The University of Virginia has long sought to reduce its environmental impact on an institutional level by building more efficient spaces, encouraging alternate forms of transportation, retrofitting older buildings and changing over to more efficient lighting.
Now it’s bringing that effort into individual offices with a new “Green Workplace Program” to promote sustainability on the job.
Developed by the University’s Committee on Sustainability, it is modeled after the United States Green Building Council’s Leadership in Energy and Environmental Design rating system, and uses a credit checklist of 60 actions that workplaces can implement to improve operations and reduce costs. The checklist is organized into eight categories: energy, transportation, purchasing, zero waste, community, health, food and bonus credits. Participating offices self-report their actions, and upon certification, earn a Green Workplace Program award based on the total points earned.

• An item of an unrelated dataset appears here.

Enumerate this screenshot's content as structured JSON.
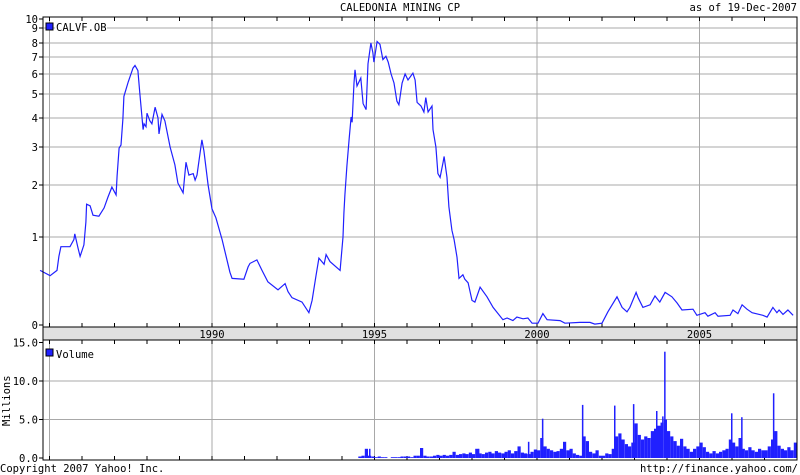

“U.Va. recognizes that everyone must be involved if we are to meet our sustainability goals,” said Rob Andrejewski, outreach and engagement coordinator in the Office for Sustainability. “Not everyone thinks about the environmental footprint of our daily habits. This program will help people to not only become aware of their impact, but also how to change their behavior to those that support the triple bottom line of social, environmental and fiscal sustainability.”
The Green Workplace Program focuses on conservation measures in areas such as electricity and waste reduction that reduce costs, and participants learn about sustainable practices on Grounds that they can take home.
Some examples: Employees can save money and energy by turning off lights when not in use, printing on both sides of a sheet of paper and turning off computers when not in use.
“You can save yourself money by bicycling to work and getting an occasional parking permit,” said Nina Morris, the sustainability program manager for outreach and engagement. “And instead of traveling for meetings and being there in person, you can have virtual meetings and save energy and reduce your carbon footprint.”
Workplaces in the Darden School of Business, the College of Arts & Sciences and Facilities Management are early adopters in the official launch this semester. The program was piloted in 2014 by workplaces in Human Resources and the Office of the Architect.
“The University of Virginia has been working on greening Grounds and tackling what might be called ‘big-S sustainability’ issues like carbon emissions, nitrogen loss and waste diversion for many years,” Andrejewski said. “These are big, high-profile initiatives that are important.
“The Green Workplace Program represents a shift to ‘small-s sustainability.’ It allows U.Va. employees to steward the environment through smaller, but no less important, concrete actions that can add up to significant change. Our people are our most important asset. You cannot overestimate the importance of including them in our sustainability solutions.”
To get involved in the Green Workplace Program, U.Va. employees can contact Rob Andrejewski at email@example.com or at 434-982-1778.